Starrlite Gentry

It seems strange that Magic’s name doesn’t come up as often as it should, but I suppose it might have something to do with the nature of those invisible frequencies we call radio waves. You can easily add the classic albums of rap’s golden era to your collection. You can’t go into a store and buy a Rap Attack broadcast or relive what it was like to hear a world premiere for the first time. However, with younger generations continually going back to the past for inspiration, perhaps Mr. Magic is finally getting his proper respect due. I like to think that would make him feel divinely fulfilled. Though he is no longer here with us in the physical form, his legacy and presence looms over all that hip hop has become or ever will be. We love you Mr. Magic, and this is for you!


Mr. Magic Disco Showcase 1981 (Saturday, October 10th, 1981) • 105.9 FM WHBI

From the cassette vaults of Starrlite Gentry, a friend of Mr. Magic who just might have been his #1 super listener throughout the years. This is the oldest surviving recording of Mr. Magic’s show that has been archived, and it dates back to the Disco Showcase days. Check out how Magic says he just got back from the Lower East Side amphitheater where a motion picture called Wild Style was being filmed. Next time you see it, maybe you’ll notice Magic in a red shirt standing to the left of Kool Moe Dee right before everybody crowds the stage for the big finale.

Mr. Magic Rap Attack (Friday, February 3rd, 1984) • 107.5 FM WBLS

A few excerpts from a Friday show during Magic’s first stint on WBLS. Rivas used to have a private line where he would take calls from the listeners, and this particular night serves as a precious snapshot of some flashback requests and friendly callers.

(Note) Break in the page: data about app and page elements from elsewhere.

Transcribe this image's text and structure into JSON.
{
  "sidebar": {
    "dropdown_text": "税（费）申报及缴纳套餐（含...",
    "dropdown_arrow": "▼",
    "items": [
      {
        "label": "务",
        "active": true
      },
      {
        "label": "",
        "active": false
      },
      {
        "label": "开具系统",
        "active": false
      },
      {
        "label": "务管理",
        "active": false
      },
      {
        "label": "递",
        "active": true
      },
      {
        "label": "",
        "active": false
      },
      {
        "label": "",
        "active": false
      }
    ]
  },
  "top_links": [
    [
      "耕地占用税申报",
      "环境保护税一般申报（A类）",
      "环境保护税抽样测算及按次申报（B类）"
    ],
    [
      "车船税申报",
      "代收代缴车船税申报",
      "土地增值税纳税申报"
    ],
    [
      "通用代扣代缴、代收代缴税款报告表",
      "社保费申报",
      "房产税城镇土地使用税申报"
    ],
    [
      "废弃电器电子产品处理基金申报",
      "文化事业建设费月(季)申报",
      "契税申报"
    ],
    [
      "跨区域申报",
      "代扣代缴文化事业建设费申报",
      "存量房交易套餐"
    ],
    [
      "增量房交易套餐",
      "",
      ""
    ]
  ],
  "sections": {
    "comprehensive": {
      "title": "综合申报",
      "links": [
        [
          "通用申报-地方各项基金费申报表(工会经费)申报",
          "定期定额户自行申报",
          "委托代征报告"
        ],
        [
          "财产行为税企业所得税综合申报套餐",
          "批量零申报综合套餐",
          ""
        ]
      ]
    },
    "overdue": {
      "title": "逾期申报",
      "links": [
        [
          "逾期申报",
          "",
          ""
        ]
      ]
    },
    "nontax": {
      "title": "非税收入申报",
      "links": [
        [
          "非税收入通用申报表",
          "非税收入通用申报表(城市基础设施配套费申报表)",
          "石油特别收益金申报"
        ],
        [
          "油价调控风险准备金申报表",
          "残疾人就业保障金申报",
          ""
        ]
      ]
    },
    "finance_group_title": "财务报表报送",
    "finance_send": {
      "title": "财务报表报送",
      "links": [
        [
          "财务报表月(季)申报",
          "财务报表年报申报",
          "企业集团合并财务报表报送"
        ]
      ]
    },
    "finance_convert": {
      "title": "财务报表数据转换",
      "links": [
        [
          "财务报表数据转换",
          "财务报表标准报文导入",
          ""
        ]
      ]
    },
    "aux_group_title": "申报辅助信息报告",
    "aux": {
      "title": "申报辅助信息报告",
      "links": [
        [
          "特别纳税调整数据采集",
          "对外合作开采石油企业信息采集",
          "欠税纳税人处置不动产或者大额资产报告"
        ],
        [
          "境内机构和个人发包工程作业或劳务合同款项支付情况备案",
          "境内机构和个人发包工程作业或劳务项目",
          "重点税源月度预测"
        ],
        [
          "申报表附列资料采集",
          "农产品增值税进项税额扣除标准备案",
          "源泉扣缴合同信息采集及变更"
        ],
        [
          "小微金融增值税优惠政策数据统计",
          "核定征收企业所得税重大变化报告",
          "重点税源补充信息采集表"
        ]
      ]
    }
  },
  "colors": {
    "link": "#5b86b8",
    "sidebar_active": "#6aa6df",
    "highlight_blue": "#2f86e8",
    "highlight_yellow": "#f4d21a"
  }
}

Also included is Magic’s signature sign-off words that would stick around until the Rap Attack’s final show in 1989: “Persistence always overcomes resistance, and any fool can learn from his own mistakes, but it takes a wise man or wise gal like you to learn from the mistakes made by others.”

Mr. Magic Rap Attack (Saturday, January 2nd, 1988) • 107.5 WBLS

Marley Marl recently said that Mr. Magic “rubbed a lot of people the wrong way. It was just in his nature.” Never was this more apparent than on the Saturday, January 2nd, 1988 edition of the Rap Attack when Sir Juice decided to do a Top 3 Wack Records of 1987 Countdown. Nowadays the Beastie Boys are globally revered as icons, but I wonder how they were feeling when their record “No Sleep Till Brooklyn” kicked off the countdown. Magic tells his audience to “sit back and do not enjoy, ‘cause it’s wack’d!” Others to fall victim to harsh words over the years included: Boogie Down Productions, Just-Ice, MC Lyte, MC Mitchski, Mikey D & The LA Posse, Hurby “Luv Bug” Azor, and baseball player Darryl Strawberry.

By Will C on May 5, 2015

On a different note